§ **Task**
Strip the pictures, then copy the remaining data exactly as it stands.
......
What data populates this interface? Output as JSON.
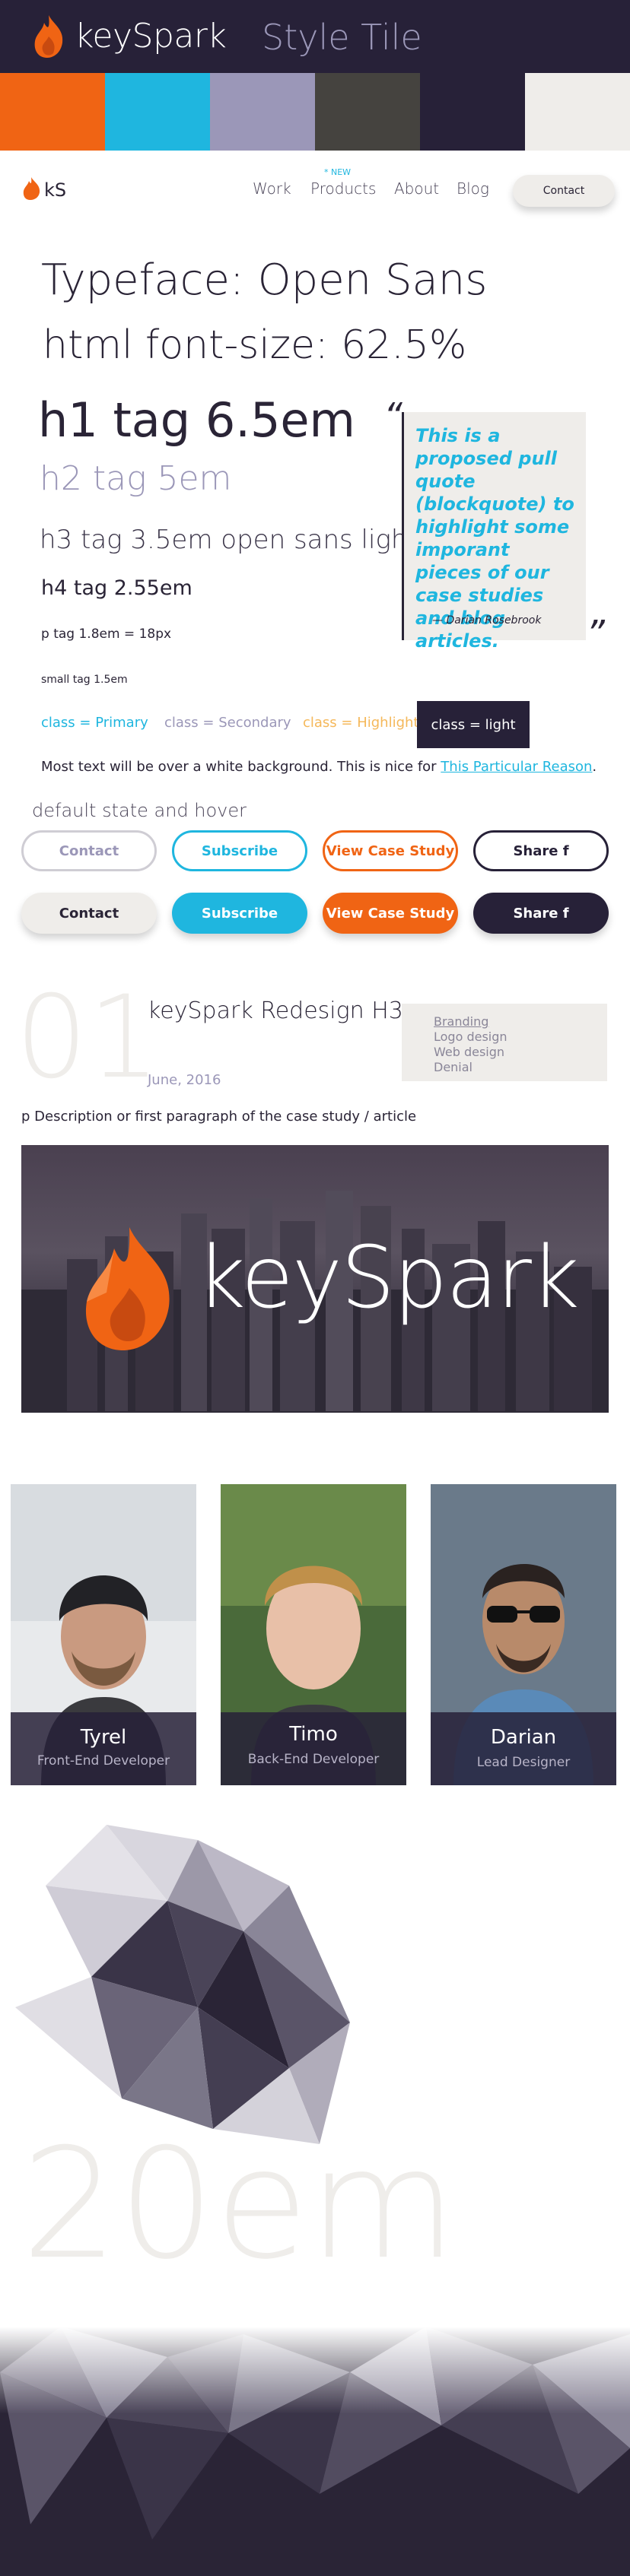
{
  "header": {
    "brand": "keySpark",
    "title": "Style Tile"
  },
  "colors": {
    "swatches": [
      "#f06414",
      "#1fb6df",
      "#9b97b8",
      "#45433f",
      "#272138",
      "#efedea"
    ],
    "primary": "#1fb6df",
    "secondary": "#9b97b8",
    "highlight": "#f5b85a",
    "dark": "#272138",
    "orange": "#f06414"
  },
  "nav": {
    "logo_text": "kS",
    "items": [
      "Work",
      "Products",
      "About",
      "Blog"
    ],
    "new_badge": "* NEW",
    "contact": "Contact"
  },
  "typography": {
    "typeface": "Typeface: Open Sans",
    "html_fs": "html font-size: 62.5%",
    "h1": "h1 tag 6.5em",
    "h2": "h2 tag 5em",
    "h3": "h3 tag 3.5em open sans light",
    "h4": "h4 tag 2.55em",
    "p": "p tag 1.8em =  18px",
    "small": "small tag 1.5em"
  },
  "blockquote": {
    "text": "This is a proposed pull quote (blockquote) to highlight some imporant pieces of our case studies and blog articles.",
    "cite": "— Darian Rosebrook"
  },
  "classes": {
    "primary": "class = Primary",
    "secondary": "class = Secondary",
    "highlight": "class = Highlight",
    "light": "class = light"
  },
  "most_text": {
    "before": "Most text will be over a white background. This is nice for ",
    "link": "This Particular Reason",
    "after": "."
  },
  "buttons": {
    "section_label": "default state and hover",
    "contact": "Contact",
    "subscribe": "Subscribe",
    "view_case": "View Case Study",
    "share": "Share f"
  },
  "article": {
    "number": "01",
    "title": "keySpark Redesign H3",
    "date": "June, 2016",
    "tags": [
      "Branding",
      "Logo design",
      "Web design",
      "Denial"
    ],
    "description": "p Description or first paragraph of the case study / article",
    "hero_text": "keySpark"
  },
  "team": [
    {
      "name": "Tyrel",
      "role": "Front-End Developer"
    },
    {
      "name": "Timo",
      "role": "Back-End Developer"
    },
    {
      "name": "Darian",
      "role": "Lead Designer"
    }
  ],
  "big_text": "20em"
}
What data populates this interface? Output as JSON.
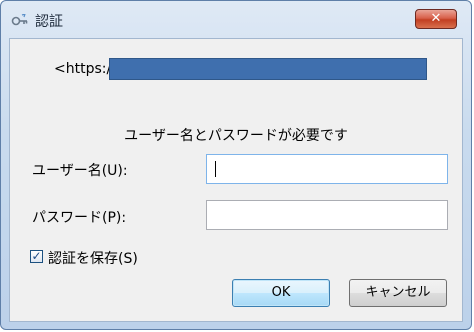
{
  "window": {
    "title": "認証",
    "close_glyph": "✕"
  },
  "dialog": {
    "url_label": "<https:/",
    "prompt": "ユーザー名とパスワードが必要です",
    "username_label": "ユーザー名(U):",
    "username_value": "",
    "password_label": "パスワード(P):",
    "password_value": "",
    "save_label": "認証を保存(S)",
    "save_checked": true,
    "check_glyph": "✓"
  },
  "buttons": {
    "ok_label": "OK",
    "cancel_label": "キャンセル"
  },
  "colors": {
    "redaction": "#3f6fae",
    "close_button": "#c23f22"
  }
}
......
§ **Solution to this task**
What data populates this interface? Output as JSON.
{
  "header": {
    "brand": "keySpark",
    "title": "Style Tile"
  },
  "colors": {
    "swatches": [
      "#f06414",
      "#1fb6df",
      "#9b97b8",
      "#45433f",
      "#272138",
      "#efedea"
    ],
    "primary": "#1fb6df",
    "secondary": "#9b97b8",
    "highlight": "#f5b85a",
    "dark": "#272138",
    "orange": "#f06414"
  },
  "nav": {
    "logo_text": "kS",
    "items": [
      "Work",
      "Products",
      "About",
      "Blog"
    ],
    "new_badge": "* NEW",
    "contact": "Contact"
  },
  "typography": {
    "typeface": "Typeface: Open Sans",
    "html_fs": "html font-size: 62.5%",
    "h1": "h1 tag 6.5em",
    "h2": "h2 tag 5em",
    "h3": "h3 tag 3.5em open sans light",
    "h4": "h4 tag 2.55em",
    "p": "p tag 1.8em =  18px",
    "small": "small tag 1.5em"
  },
  "blockquote": {
    "text": "This is a proposed pull quote (blockquote) to highlight some imporant pieces of our case studies and blog articles.",
    "cite": "— Darian Rosebrook"
  },
  "classes": {
    "primary": "class = Primary",
    "secondary": "class = Secondary",
    "highlight": "class = Highlight",
    "light": "class = light"
  },
  "most_text": {
    "before": "Most text will be over a white background. This is nice for ",
    "link": "This Particular Reason",
    "after": "."
  },
  "buttons": {
    "section_label": "default state and hover",
    "contact": "Contact",
    "subscribe": "Subscribe",
    "view_case": "View Case Study",
    "share": "Share f"
  },
  "article": {
    "number": "01",
    "title": "keySpark Redesign H3",
    "date": "June, 2016",
    "tags": [
      "Branding",
      "Logo design",
      "Web design",
      "Denial"
    ],
    "description": "p Description or first paragraph of the case study / article",
    "hero_text": "keySpark"
  },
  "team": [
    {
      "name": "Tyrel",
      "role": "Front-End Developer"
    },
    {
      "name": "Timo",
      "role": "Back-End Developer"
    },
    {
      "name": "Darian",
      "role": "Lead Designer"
    }
  ],
  "big_text": "20em"
}
What data populates this interface? Output as JSON.
{
  "window": {
    "title": "認証",
    "close_glyph": "✕"
  },
  "dialog": {
    "url_label": "<https:/",
    "prompt": "ユーザー名とパスワードが必要です",
    "username_label": "ユーザー名(U):",
    "username_value": "",
    "password_label": "パスワード(P):",
    "password_value": "",
    "save_label": "認証を保存(S)",
    "save_checked": true,
    "check_glyph": "✓"
  },
  "buttons": {
    "ok_label": "OK",
    "cancel_label": "キャンセル"
  },
  "colors": {
    "redaction": "#3f6fae",
    "close_button": "#c23f22"
  }
}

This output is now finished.